- [Action item]
The answer must be every line from the entries below that contains "会员卡号".

- [Material provided]

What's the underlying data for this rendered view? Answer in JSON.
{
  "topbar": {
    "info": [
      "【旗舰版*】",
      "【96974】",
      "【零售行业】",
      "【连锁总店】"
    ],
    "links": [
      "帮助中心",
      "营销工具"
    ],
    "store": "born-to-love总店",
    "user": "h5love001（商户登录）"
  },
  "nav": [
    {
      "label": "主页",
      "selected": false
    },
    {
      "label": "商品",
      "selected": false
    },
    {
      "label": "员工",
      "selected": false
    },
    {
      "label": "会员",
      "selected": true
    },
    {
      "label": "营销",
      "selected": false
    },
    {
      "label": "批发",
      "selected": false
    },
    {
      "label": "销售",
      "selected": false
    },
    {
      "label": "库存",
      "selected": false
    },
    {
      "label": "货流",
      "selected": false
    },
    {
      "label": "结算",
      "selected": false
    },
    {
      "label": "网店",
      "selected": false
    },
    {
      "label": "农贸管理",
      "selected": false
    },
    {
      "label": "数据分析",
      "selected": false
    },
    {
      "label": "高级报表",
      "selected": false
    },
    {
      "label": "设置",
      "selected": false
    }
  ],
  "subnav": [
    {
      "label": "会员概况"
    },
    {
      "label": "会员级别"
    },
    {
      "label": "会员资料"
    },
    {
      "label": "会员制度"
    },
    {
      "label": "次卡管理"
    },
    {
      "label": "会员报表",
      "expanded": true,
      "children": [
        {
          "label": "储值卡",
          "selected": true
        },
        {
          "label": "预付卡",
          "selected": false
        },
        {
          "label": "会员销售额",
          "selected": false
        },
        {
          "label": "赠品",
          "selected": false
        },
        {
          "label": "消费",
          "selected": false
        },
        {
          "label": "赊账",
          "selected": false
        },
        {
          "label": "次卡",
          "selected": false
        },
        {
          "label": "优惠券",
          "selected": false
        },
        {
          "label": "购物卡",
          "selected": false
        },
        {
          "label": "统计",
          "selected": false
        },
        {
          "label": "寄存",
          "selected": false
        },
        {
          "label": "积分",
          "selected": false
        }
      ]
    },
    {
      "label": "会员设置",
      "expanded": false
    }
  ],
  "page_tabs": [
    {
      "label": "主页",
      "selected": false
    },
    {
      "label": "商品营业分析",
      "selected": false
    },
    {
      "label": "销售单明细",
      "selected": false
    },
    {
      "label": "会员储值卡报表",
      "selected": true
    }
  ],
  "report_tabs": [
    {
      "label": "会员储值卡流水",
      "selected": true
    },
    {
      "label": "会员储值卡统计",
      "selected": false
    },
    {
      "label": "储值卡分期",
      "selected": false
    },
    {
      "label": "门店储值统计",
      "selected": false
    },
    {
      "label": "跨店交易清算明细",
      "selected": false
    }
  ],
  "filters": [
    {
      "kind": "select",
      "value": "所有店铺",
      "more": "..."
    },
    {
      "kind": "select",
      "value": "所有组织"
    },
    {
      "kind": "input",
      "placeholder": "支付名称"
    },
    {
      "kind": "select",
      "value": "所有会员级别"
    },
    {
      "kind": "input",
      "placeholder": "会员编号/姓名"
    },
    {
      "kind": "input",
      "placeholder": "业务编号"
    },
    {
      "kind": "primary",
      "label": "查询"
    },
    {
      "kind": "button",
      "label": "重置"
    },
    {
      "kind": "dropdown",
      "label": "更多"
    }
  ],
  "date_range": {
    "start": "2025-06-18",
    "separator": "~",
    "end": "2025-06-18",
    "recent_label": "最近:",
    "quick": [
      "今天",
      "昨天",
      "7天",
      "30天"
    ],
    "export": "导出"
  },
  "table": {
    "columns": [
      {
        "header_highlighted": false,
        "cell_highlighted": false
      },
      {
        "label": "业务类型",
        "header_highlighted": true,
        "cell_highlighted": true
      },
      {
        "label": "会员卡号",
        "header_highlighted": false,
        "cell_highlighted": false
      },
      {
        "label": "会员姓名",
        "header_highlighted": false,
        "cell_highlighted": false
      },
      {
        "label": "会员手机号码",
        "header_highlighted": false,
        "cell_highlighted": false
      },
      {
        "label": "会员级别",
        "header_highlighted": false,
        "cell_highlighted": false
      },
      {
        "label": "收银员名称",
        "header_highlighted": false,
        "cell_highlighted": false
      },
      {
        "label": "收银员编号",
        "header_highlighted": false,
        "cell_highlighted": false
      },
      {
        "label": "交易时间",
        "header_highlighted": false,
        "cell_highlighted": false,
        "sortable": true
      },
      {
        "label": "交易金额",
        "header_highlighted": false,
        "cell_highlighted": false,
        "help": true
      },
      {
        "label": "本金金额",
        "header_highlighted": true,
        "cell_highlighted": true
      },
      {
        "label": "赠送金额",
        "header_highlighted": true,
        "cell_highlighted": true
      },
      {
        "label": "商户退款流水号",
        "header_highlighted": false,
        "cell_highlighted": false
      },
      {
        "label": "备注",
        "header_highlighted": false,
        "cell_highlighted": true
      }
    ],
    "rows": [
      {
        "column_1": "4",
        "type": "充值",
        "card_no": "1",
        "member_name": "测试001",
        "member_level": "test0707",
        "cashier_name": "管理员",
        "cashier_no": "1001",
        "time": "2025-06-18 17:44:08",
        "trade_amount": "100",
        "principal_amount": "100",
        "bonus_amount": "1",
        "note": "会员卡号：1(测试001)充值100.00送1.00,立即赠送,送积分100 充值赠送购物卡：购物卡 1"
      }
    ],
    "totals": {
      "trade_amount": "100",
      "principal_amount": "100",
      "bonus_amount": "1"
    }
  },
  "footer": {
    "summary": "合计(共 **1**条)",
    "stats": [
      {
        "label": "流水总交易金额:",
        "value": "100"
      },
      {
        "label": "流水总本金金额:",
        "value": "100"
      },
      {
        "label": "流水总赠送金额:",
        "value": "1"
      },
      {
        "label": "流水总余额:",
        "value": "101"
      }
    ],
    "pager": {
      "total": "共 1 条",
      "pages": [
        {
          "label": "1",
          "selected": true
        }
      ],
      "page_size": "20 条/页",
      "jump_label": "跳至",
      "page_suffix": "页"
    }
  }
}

- [Response below]
        "label": "会员卡号",
        "note": "会员卡号：1(测试001)充值100.00送1.00,立即赠送,送积分100 充值赠送购物卡：购物卡 1"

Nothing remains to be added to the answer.